    Journal Article
    The spread of devil weed is alarming in areas of podu cultivation, on the bunds of agricultural lands, wastelands, along roadsides, tracks, forest gaps, protected areas and plantations in the two said wildlife sanctuaries. It is found invading new territories easily along the river banks and steadily destroying the riparian elements. The manual removal of this weed (mechanical method) before flowering is the effective means to mitigate the spread of the species in comparison to the biological (Pareuchaetes pseudoinsulata, P. insulata, Actinote thalia-pyrrha) and chemical (Glyphosate, Triclopyrester) methods attempted. It is not trouble in its native habitat but is weedy in India for want of natural enemies to keep it under control. It is a mandate to prevent the loss of native biodiversity due to biological invasions. Conversely, there is an urgent need to devise action plans by managers of the respective wildlife sanctuaries to control and eradicate it. The local people are to be educated of its potential dangers to their farming on one hand and NTFP extraction from the local forests on the other.
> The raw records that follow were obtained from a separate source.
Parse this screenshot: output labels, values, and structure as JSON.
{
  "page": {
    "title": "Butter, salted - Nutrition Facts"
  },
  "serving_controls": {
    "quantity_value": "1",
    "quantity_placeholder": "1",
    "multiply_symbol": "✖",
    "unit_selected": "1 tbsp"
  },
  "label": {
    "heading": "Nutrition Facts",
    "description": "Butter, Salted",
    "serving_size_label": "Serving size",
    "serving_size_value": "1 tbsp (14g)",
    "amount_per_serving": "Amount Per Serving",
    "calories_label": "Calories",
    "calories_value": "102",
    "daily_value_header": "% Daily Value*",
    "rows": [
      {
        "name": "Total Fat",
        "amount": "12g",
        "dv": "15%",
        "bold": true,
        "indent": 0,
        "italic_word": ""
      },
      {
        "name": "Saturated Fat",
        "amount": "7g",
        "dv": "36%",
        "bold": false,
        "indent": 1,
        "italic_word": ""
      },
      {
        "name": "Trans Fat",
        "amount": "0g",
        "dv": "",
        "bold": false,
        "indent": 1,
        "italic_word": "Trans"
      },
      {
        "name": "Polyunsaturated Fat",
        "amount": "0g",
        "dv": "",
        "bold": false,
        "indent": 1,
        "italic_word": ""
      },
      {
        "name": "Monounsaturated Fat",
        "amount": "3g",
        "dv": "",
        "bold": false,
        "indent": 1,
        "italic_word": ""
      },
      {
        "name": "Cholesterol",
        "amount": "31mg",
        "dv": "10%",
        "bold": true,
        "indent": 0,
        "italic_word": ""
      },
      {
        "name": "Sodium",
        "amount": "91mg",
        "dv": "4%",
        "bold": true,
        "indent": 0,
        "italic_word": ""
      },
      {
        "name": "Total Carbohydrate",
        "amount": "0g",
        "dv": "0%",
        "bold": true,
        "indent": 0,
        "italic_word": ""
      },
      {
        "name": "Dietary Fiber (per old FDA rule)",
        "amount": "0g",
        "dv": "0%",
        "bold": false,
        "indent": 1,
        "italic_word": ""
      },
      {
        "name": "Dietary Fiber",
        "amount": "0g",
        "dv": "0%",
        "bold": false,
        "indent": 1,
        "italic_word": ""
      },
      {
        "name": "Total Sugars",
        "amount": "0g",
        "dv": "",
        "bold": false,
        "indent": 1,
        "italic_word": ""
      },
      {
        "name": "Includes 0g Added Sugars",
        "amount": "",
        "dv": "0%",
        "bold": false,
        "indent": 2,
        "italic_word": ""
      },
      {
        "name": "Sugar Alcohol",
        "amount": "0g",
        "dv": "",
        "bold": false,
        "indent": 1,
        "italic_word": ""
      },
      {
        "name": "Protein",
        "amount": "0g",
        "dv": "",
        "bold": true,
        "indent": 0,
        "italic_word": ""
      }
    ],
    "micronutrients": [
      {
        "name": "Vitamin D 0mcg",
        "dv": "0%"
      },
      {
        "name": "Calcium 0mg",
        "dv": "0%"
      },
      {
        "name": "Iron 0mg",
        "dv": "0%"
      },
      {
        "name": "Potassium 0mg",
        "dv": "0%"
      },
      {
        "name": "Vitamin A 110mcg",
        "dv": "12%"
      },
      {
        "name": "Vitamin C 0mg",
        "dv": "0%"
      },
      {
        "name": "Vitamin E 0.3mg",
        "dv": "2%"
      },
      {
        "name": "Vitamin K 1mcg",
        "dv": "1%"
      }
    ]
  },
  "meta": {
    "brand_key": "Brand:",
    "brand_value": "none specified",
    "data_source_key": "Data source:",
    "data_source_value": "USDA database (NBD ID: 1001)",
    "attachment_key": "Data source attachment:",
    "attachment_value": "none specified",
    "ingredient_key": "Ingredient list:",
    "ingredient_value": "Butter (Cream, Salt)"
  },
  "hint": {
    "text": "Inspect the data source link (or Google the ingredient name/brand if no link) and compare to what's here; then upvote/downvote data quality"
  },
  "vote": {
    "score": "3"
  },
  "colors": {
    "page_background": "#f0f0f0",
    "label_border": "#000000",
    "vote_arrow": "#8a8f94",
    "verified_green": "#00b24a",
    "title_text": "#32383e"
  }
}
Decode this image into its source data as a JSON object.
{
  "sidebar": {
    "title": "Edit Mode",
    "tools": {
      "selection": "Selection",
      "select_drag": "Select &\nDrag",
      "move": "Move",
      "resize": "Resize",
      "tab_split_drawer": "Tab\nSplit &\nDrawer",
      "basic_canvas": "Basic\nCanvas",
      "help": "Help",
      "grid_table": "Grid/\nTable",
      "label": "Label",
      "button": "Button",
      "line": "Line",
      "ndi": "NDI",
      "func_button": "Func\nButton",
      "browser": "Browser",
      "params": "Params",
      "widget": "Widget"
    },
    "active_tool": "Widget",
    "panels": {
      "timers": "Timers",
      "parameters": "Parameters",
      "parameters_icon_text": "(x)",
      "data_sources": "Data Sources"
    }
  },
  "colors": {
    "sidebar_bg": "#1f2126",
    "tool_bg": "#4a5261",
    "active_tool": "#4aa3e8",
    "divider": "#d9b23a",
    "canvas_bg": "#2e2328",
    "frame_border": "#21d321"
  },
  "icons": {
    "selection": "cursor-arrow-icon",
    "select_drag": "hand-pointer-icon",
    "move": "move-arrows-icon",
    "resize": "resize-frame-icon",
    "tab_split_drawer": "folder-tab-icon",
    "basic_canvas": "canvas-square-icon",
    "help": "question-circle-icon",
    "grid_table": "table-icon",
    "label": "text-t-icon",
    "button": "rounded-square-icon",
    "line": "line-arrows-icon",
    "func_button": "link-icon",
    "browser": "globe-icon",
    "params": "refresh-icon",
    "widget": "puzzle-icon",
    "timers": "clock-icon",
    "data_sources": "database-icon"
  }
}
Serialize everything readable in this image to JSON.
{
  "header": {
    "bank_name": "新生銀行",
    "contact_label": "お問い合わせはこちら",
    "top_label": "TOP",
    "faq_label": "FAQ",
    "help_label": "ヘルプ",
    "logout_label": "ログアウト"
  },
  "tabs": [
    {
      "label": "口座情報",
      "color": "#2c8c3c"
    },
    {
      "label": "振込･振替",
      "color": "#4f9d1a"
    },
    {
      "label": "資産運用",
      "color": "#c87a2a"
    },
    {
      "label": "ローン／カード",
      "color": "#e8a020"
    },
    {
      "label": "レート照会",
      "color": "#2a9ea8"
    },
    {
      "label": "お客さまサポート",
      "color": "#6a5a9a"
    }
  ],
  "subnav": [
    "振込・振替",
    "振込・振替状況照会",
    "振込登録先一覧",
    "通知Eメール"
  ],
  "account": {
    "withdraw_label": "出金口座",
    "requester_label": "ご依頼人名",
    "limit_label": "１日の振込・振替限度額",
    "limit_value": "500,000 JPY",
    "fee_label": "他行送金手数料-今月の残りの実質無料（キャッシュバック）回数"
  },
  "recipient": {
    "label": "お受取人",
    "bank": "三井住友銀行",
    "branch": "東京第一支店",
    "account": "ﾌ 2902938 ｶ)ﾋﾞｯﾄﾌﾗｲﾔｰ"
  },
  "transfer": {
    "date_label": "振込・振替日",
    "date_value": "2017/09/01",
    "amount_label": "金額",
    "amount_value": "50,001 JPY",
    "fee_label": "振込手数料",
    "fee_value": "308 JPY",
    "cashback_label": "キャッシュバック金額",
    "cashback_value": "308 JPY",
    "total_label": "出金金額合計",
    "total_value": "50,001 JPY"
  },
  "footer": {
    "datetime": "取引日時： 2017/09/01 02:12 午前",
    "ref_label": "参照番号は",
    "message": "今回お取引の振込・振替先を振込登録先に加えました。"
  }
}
The Government of India has to develop a national level policy towards the control of invasive alien weeds in general and implement it at the earliest before we loose our indigenous biodiversity once for all.
    Suthari Sateesh, Kandagatla Ramesh, Geetha Sarede, Ragan Ajmeera, Raju Vatsavaya S. (2016). Journal of Threatened Taxa 2(8) pp. 8538-8540; doi:10.11609/jott.2134.8.2.8538-8540